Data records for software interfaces
******************************

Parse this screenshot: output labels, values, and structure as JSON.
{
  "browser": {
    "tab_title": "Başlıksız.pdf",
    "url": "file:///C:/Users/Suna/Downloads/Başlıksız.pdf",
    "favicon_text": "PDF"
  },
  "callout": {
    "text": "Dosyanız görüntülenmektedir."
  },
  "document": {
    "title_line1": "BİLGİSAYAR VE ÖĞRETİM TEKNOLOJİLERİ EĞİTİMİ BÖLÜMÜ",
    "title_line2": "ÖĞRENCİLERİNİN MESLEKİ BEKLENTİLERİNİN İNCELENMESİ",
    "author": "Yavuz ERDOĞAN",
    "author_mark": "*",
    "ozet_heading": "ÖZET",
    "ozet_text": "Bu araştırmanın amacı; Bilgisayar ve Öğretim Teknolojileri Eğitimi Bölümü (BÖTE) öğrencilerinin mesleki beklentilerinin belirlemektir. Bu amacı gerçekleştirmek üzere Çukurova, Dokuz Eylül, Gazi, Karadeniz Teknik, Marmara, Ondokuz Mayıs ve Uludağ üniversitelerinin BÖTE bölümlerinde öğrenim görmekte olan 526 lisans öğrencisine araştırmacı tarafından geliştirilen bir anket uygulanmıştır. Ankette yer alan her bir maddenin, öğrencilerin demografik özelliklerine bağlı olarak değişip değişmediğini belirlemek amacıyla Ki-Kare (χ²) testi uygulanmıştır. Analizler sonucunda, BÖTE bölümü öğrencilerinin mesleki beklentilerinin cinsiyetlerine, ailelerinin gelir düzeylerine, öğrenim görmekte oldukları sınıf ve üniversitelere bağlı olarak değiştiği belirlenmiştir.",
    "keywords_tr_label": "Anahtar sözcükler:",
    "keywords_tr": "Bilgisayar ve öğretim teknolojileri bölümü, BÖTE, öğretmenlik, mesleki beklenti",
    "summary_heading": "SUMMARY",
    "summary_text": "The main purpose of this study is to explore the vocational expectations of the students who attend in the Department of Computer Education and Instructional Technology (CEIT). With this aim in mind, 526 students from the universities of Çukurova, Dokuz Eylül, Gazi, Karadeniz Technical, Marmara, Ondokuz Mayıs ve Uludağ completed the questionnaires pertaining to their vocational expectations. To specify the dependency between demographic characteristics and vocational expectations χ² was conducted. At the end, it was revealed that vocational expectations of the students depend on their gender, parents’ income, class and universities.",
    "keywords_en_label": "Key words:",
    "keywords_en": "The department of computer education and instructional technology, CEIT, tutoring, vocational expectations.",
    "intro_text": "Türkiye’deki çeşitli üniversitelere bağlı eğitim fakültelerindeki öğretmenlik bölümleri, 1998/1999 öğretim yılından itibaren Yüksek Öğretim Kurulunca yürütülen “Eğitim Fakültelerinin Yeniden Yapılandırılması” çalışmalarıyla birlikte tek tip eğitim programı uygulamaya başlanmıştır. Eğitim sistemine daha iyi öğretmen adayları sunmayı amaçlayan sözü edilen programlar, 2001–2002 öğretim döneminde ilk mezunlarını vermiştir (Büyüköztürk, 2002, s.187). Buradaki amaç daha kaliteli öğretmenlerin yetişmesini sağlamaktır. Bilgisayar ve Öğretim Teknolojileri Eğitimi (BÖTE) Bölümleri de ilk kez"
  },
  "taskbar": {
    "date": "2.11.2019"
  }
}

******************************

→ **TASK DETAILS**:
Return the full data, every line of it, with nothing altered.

→ **TASK RESPONSE**:
Parse this screenshot: output labels, values, and structure as JSON.
{
  "browser": {
    "tab_title": "Başlıksız.pdf",
    "url": "file:///C:/Users/Suna/Downloads/Başlıksız.pdf",
    "favicon_text": "PDF"
  },
  "callout": {
    "text": "Dosyanız görüntülenmektedir."
  },
  "document": {
    "title_line1": "BİLGİSAYAR VE ÖĞRETİM TEKNOLOJİLERİ EĞİTİMİ BÖLÜMÜ",
    "title_line2": "ÖĞRENCİLERİNİN MESLEKİ BEKLENTİLERİNİN İNCELENMESİ",
    "author": "Yavuz ERDOĞAN",
    "author_mark": "*",
    "ozet_heading": "ÖZET",
    "ozet_text": "Bu araştırmanın amacı; Bilgisayar ve Öğretim Teknolojileri Eğitimi Bölümü (BÖTE) öğrencilerinin mesleki beklentilerinin belirlemektir. Bu amacı gerçekleştirmek üzere Çukurova, Dokuz Eylül, Gazi, Karadeniz Teknik, Marmara, Ondokuz Mayıs ve Uludağ üniversitelerinin BÖTE bölümlerinde öğrenim görmekte olan 526 lisans öğrencisine araştırmacı tarafından geliştirilen bir anket uygulanmıştır. Ankette yer alan her bir maddenin, öğrencilerin demografik özelliklerine bağlı olarak değişip değişmediğini belirlemek amacıyla Ki-Kare (χ²) testi uygulanmıştır. Analizler sonucunda, BÖTE bölümü öğrencilerinin mesleki beklentilerinin cinsiyetlerine, ailelerinin gelir düzeylerine, öğrenim görmekte oldukları sınıf ve üniversitelere bağlı olarak değiştiği belirlenmiştir.",
    "keywords_tr_label": "Anahtar sözcükler:",
    "keywords_tr": "Bilgisayar ve öğretim teknolojileri bölümü, BÖTE, öğretmenlik, mesleki beklenti",
    "summary_heading": "SUMMARY",
    "summary_text": "The main purpose of this study is to explore the vocational expectations of the students who attend in the Department of Computer Education and Instructional Technology (CEIT). With this aim in mind, 526 students from the universities of Çukurova, Dokuz Eylül, Gazi, Karadeniz Technical, Marmara, Ondokuz Mayıs ve Uludağ completed the questionnaires pertaining to their vocational expectations. To specify the dependency between demographic characteristics and vocational expectations χ² was conducted. At the end, it was revealed that vocational expectations of the students depend on their gender, parents’ income, class and universities.",
    "keywords_en_label": "Key words:",
    "keywords_en": "The department of computer education and instructional technology, CEIT, tutoring, vocational expectations.",
    "intro_text": "Türkiye’deki çeşitli üniversitelere bağlı eğitim fakültelerindeki öğretmenlik bölümleri, 1998/1999 öğretim yılından itibaren Yüksek Öğretim Kurulunca yürütülen “Eğitim Fakültelerinin Yeniden Yapılandırılması” çalışmalarıyla birlikte tek tip eğitim programı uygulamaya başlanmıştır. Eğitim sistemine daha iyi öğretmen adayları sunmayı amaçlayan sözü edilen programlar, 2001–2002 öğretim döneminde ilk mezunlarını vermiştir (Büyüköztürk, 2002, s.187). Buradaki amaç daha kaliteli öğretmenlerin yetişmesini sağlamaktır. Bilgisayar ve Öğretim Teknolojileri Eğitimi (BÖTE) Bölümleri de ilk kez"
  },
  "taskbar": {
    "date": "2.11.2019"
  }
}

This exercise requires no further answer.